Over the next few years he experimented on color photography and developed his ideas on the viscosity of gases and proposed what came to be known as dimensional analysis.
During the late 1850s and 1860s, he made many noteworthy discoveries in the electric and magnetic fields. His paper ‘On Physical Lines of Force’ was published in 1861.
He resigned from King’s College in 1865. He published the paper ‘On Reciprocal figures, frames, and diagrams of forces’ in 1870, and the textbook ‘Theory of Heat’ in 1871.
In 1871, he became the professor of Experimental Physics at Cambridge and directed the newly created Cavendish Laboratory where the next generation physicists carried forward his work over the next several decades.
He established the Maxwell’s thermodynamic relations in 1871 and constructed a plaster thermodynamic visualization in 1874 which was a way of exploring transitions based on Josiah Willard Gibb’s thermodynamics papers.
He supervised the development of the laboratory including the purchase of the apparatus. He edited the research of Henry Cavendish and also provided some invaluable original notes on it. Unfortunately, this would be one of his last major works as he was diagnosed with cancer during the 1870s.
Maxwell gave the classical theory of electromagnetic radiation, which unified electricity, magnetism, and light as manifestations of the same phenomenon.

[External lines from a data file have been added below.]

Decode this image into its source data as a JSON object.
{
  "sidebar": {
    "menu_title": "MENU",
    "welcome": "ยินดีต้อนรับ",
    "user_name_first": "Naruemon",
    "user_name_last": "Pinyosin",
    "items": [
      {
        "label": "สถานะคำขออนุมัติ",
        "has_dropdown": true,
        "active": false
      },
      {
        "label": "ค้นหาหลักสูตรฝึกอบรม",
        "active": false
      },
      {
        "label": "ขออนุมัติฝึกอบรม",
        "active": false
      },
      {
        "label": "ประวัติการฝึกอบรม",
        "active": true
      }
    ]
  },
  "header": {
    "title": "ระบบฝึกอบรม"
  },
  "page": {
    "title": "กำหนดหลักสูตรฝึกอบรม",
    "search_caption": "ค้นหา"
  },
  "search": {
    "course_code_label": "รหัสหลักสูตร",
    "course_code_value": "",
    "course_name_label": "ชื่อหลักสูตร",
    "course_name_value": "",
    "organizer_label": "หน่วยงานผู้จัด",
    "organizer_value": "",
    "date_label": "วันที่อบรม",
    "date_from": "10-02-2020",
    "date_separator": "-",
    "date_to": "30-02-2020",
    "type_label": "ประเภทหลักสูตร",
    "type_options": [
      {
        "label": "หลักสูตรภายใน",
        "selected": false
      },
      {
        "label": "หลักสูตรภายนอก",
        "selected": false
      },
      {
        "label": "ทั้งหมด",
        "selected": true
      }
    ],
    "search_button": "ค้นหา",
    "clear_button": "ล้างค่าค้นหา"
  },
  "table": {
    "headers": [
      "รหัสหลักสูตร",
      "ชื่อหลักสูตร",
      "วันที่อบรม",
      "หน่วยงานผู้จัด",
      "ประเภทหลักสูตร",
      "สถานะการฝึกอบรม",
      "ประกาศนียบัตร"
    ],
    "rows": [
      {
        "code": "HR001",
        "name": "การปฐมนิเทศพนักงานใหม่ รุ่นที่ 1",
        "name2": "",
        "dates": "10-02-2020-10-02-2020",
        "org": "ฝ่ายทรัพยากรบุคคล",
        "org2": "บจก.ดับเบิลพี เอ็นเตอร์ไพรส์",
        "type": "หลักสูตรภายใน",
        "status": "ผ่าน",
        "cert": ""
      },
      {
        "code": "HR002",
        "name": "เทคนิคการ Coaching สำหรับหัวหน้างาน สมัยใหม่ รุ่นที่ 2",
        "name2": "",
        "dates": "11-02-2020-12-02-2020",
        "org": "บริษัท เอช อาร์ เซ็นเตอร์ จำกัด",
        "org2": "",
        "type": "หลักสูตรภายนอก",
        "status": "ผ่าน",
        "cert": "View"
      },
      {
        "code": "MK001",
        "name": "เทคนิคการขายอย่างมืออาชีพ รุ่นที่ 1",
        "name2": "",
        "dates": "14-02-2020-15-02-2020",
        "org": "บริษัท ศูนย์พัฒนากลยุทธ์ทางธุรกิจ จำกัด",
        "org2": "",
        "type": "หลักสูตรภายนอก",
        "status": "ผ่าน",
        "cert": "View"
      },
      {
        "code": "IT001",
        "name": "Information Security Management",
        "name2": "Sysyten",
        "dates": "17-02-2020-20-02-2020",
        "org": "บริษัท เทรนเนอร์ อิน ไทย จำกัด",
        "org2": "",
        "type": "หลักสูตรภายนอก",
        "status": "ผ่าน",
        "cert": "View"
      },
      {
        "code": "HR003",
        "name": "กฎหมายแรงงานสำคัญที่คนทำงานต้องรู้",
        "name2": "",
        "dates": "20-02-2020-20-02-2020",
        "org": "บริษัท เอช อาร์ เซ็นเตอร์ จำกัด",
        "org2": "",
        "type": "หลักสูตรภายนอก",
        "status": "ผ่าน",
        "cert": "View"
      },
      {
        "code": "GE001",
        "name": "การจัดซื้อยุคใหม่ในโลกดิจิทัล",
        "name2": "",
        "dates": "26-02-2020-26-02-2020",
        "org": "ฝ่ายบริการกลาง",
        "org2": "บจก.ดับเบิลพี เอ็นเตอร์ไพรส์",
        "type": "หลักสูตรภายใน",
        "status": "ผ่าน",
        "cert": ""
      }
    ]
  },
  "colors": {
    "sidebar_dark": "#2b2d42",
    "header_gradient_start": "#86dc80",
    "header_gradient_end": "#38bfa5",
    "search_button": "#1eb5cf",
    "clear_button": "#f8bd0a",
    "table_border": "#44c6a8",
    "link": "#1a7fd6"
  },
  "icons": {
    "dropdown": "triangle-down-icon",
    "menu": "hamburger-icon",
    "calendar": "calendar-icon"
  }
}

His equations for electromagnetism are considered the "second great unification in physics" after the first one realised by Isaac Newton. The unification of light and electrical phenomena led to the prediction of the existence of radio waves.
The development of the Maxwell–Boltzmann distribution is one of his biggest contributions to physics. This distribution described particle speeds in idealized gases where the particles move freely and have brief collisions with each other.
Awards & Achievements
In 1859, he was awarded Adams Prize of £130 for his essay ‘On the Stability of the motion of Saturn’s rings’.
He was bestowed with the Royal Society’s Rumford Medal in 1860 for his work of color.
Personal Life & Legacy
He married Katherine Mary Dewar in 1858. His wife, the daughter of a college principal, helped him in his experiments. The couple had no children, and was very devoted towards each other.
He became ill with abdominal cancer and died on 5 November 1879 at the age of 48. Years ago, his mother had died of the same disease at the same age.
A mountain range on Venus, Maxwell Montes, is named in his honor as is the Maxwell Gap in the Rings of Saturn.